The State Department in Washington. U.S. officials say the Trump administration is proposing deep cuts in funding for diplomacy and foreign aid to help pay for increased military spending. (Luis M. Alvarez/ASSOCIATED PRESS)

The White House reports that even as sharp increases in defense spending are expected in the president’s budget proposal, foreign aid spending will be sharply reduced [“Trump touts spending plan,” front page, Feb. 28]. This is actually less-than-ideal news for the Defense Department. Foreign aid is instrumental to national security. Spent wisely, it fosters economic opportunity and social stability. Aid enables prosperity and keeps the peace. It precludes the need for military intervention in the first place.
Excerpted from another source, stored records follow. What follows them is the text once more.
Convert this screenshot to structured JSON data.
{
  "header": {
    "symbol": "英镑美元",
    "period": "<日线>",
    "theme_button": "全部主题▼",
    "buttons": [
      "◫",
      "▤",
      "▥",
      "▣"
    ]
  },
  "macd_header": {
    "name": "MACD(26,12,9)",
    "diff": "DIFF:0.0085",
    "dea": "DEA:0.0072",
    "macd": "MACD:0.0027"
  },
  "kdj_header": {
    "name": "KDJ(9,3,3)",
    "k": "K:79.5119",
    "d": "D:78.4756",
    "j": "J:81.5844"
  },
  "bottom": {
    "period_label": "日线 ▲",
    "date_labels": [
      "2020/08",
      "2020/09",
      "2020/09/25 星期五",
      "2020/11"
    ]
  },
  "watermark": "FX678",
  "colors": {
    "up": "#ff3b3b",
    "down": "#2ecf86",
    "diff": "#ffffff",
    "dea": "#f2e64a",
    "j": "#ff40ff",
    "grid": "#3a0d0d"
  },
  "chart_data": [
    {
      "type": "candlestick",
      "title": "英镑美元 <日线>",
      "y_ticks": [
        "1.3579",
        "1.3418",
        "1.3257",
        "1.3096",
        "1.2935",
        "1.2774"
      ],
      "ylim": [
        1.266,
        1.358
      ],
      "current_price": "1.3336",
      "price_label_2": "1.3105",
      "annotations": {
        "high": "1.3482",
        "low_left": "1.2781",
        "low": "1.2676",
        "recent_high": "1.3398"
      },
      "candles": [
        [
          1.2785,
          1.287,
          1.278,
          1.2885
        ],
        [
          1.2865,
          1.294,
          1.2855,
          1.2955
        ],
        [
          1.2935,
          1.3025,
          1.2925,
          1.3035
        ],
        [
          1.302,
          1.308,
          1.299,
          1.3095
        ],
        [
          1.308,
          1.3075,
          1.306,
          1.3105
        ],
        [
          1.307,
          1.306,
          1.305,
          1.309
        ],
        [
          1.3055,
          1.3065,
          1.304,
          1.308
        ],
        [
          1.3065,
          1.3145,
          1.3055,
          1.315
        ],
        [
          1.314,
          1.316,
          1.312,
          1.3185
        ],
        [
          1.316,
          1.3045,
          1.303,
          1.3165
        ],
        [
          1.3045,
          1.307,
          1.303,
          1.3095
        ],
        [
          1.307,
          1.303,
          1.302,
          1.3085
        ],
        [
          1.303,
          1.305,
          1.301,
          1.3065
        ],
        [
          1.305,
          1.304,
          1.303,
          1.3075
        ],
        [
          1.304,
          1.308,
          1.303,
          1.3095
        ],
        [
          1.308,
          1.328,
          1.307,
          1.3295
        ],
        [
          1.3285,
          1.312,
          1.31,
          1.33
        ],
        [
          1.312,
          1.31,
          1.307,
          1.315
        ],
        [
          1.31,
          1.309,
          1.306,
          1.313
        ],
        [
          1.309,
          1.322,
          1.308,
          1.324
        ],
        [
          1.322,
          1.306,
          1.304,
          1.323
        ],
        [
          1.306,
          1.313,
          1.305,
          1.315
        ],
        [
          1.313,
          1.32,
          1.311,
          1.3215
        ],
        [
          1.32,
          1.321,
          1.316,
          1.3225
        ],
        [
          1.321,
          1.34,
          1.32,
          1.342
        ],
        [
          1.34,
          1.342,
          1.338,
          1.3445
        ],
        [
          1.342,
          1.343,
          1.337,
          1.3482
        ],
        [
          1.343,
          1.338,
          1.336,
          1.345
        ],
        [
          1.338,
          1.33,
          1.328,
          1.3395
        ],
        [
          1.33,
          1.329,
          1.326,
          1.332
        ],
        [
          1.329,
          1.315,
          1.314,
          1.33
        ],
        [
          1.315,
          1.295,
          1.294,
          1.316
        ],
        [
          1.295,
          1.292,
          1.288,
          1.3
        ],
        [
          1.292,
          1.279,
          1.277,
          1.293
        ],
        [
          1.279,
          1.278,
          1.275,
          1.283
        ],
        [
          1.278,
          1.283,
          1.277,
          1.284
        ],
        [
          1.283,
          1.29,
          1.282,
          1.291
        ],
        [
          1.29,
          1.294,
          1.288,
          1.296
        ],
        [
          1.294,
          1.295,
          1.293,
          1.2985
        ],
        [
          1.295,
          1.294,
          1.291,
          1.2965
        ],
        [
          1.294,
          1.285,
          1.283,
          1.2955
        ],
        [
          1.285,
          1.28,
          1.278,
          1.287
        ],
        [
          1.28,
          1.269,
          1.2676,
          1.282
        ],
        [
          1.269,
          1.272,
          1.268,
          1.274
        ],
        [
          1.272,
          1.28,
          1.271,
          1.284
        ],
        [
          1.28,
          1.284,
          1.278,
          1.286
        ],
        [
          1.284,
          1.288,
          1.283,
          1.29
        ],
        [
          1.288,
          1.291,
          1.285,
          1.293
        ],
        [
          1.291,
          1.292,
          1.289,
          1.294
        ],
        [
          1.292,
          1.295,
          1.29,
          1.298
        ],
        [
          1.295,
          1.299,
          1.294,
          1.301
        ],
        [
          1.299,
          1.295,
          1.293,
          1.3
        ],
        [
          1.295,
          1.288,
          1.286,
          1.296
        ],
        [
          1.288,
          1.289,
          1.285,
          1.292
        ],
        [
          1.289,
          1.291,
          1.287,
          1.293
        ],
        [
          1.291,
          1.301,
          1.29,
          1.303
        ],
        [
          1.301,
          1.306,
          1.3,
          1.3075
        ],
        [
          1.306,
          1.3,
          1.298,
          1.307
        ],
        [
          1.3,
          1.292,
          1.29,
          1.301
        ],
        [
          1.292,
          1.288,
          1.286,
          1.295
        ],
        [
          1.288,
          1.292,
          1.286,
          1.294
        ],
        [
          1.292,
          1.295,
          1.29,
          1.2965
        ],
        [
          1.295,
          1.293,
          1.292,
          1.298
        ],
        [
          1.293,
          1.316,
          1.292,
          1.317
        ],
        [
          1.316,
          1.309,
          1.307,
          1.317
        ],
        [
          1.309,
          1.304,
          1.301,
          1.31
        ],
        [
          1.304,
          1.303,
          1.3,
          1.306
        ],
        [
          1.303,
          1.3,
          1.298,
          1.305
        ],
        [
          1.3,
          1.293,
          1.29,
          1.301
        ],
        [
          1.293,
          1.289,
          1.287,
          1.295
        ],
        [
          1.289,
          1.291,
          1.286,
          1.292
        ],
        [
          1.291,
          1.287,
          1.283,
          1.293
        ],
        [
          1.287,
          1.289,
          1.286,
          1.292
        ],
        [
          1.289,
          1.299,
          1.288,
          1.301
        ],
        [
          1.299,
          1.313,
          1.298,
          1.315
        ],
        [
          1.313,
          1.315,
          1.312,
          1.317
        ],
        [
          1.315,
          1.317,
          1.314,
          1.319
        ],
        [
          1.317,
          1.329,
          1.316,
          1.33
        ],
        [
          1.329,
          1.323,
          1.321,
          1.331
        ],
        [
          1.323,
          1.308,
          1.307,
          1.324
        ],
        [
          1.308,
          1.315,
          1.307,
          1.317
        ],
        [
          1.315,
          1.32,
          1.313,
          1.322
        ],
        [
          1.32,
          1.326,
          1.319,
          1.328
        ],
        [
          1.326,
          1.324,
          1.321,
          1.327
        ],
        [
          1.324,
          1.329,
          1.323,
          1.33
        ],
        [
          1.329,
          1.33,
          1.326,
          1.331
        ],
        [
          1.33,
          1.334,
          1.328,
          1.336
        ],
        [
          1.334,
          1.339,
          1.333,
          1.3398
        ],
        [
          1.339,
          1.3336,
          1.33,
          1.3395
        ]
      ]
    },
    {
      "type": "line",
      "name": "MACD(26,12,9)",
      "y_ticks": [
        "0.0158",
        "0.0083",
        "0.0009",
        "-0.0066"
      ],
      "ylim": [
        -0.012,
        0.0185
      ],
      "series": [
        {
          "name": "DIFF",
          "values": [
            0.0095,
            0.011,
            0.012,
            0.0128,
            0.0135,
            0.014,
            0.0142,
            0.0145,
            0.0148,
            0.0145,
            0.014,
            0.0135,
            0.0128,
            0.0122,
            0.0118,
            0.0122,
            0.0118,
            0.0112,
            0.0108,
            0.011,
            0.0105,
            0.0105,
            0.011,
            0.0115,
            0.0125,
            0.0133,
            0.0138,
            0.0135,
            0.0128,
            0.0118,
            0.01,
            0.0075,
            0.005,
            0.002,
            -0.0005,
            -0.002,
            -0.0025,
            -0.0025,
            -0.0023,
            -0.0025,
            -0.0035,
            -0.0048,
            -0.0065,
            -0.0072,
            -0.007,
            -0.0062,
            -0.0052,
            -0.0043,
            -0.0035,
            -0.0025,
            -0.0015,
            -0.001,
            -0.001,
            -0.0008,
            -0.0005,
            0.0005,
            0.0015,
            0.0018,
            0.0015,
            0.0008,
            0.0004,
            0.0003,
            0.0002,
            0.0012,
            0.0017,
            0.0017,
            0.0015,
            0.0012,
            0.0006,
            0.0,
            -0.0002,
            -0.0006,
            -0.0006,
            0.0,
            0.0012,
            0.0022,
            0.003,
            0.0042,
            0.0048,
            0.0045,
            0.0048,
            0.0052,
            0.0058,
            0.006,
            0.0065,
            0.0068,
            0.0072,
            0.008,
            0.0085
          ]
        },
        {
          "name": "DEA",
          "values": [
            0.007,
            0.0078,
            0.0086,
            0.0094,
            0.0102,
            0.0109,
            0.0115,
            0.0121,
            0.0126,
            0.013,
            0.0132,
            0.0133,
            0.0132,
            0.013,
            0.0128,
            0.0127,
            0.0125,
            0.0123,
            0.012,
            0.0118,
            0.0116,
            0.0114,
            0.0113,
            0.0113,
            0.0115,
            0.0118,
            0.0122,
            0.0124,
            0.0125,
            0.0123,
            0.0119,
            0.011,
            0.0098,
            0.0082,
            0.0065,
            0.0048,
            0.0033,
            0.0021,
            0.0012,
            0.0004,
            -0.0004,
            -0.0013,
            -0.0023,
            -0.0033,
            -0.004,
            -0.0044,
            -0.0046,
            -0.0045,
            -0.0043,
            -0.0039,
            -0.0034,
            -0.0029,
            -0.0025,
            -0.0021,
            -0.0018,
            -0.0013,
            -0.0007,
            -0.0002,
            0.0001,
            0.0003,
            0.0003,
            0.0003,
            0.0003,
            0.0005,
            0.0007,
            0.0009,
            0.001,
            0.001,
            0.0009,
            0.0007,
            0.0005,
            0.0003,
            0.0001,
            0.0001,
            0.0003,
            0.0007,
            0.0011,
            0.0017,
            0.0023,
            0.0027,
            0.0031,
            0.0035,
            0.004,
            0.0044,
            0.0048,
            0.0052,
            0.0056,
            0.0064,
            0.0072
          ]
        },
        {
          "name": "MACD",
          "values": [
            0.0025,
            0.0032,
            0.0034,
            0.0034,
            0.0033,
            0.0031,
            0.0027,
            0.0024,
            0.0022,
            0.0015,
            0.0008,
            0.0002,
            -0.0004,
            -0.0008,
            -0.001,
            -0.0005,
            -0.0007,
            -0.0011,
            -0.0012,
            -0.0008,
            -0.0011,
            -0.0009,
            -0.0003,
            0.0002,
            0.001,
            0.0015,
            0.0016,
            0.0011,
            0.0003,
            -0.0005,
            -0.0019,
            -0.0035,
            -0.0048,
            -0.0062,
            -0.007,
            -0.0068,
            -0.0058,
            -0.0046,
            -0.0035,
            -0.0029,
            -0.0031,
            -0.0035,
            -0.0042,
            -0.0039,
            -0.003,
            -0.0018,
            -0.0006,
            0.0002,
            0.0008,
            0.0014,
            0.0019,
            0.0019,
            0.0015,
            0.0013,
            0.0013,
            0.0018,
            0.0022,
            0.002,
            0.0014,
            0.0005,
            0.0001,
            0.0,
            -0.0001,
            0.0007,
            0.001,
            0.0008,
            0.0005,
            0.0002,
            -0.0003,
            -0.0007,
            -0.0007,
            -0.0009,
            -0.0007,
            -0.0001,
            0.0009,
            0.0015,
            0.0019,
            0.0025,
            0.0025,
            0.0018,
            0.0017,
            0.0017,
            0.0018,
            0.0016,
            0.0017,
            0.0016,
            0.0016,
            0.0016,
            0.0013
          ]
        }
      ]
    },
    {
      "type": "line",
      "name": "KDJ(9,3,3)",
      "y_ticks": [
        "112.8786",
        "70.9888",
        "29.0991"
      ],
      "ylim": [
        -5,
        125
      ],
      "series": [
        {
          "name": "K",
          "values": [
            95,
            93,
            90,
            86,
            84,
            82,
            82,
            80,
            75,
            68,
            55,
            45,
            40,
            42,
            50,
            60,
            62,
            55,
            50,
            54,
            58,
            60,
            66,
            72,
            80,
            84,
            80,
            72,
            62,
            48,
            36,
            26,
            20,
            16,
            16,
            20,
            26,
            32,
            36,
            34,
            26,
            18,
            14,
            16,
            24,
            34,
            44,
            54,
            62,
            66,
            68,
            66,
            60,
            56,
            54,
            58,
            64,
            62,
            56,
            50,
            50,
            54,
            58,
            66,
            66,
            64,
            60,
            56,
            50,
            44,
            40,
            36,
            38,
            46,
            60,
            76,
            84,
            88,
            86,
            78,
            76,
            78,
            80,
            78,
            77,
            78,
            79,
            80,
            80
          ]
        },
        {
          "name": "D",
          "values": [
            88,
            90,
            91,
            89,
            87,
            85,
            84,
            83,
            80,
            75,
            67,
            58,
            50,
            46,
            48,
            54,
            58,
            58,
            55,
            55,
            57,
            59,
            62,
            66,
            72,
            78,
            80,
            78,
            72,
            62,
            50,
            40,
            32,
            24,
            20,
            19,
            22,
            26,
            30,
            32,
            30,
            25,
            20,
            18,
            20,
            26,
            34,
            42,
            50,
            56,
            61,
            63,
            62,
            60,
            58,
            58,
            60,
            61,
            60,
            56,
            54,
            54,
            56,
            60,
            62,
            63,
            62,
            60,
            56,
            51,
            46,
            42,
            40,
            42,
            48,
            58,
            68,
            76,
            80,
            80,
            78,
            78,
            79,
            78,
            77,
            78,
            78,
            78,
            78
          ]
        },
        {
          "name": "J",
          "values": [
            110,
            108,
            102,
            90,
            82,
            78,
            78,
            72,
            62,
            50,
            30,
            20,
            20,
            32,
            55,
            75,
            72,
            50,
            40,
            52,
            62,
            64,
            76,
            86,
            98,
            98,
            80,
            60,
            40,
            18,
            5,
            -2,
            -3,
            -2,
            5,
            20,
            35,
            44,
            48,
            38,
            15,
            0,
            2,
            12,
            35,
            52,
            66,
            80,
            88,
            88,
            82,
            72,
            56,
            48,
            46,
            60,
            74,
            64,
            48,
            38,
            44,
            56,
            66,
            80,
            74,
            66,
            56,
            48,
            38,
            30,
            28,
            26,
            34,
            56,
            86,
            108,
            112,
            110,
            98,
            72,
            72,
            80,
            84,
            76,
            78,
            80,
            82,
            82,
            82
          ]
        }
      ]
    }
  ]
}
John F. Kennedy emphasized this when he observed that nonmilitary aid was a fraction of the military budget and was “as important dollar for dollar as any expenditure for national defense itself.” Foreign aid, which today amounts to less than 1 percent of the federal budget, is no less vital to national security now than it was in Kennedy’s time.

Matthew R. Auer, Lewiston, Maine

The writer is dean of the faculty at Bates College and a former presidential management fellow at the U.S. Agency for International Development.